In the meantime, the year-over-year inflation pace is still running at 8.5%. That’s just off the most aggressive rise in 40 years and a “worryingly high rate,” said Rick Rieder, chief investment officer of global fixed income at asset management giant BlackRock.

At the center of worries about global growth is the Federal Reserve and concerns that its interest rate hikes aimed at controlling inflation will slow the economy so much that it will fall into recession.

Following Wednesday’s report, traders shifted their bets to expecting the Fed to hike just half a percentage point in September, rather than the previous trend toward 0.75 percentage points, a move that Rieder said could be mistaken.

“The persistence of still solid inflation data witnessed today, when combined with last week’s strong labor market data, and perhaps especially the still solid wage gains, places Fed policymakers firmly on the path toward continuation of aggressive tightening,” he wrote.

Think of it this way: it was not just humans who became ill with a global pandemic of Covid. The global economy became ill also. The global economy did not die from Covid because of government interventions around the world. The global economy is recovering from its bout of Covid, but like so many humans, it has a case of long-haul Covid. Science is still trying to understand long-haul Covid, and how best to treat it. This is a work in progress.

The economy is responding to the Covid shock remarkably as one would expect from prior historical experience from the post-World War II era, when there were several years of inflation as the economy converted from the “arsenal of democracy” war footing back to a consumer economy, and years of pent-up consumer demand during the war and short supply of consumer goods fueled inflation. It all worked itself out, just as the current inflationary period is already beginning to work itself out.

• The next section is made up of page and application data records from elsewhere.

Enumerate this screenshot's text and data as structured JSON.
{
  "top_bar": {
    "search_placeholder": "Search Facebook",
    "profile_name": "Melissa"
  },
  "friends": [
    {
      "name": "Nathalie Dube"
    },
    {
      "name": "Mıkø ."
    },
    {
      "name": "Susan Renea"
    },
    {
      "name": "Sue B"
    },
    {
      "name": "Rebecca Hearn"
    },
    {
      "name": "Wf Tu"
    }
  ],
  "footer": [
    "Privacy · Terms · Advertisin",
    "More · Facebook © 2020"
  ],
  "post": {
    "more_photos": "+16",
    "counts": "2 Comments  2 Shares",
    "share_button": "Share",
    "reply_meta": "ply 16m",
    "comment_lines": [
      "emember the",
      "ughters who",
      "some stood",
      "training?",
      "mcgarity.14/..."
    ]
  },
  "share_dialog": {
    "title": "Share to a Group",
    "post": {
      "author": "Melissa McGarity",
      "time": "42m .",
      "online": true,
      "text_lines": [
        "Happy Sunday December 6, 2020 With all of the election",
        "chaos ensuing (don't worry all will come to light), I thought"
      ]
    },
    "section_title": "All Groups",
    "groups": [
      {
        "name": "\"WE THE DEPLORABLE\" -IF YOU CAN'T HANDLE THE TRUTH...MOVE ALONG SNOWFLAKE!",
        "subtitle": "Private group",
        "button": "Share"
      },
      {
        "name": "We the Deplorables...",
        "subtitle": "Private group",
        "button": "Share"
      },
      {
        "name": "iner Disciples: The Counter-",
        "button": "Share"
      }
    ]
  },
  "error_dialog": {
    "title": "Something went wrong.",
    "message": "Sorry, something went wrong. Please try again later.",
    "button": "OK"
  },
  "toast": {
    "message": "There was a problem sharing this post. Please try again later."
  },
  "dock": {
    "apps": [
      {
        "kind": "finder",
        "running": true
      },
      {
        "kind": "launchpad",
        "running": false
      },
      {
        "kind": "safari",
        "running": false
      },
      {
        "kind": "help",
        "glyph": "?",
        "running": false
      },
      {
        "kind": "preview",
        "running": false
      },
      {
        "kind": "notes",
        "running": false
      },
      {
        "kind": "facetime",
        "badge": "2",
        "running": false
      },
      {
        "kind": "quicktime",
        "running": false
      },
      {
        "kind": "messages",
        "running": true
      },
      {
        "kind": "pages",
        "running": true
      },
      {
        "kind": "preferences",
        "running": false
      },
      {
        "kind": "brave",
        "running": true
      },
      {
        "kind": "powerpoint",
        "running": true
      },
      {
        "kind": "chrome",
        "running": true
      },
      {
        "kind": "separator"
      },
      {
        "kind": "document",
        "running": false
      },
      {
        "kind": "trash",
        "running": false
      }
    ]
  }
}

“The Greatest Generation” did not panic, and neither should you.




Advertisement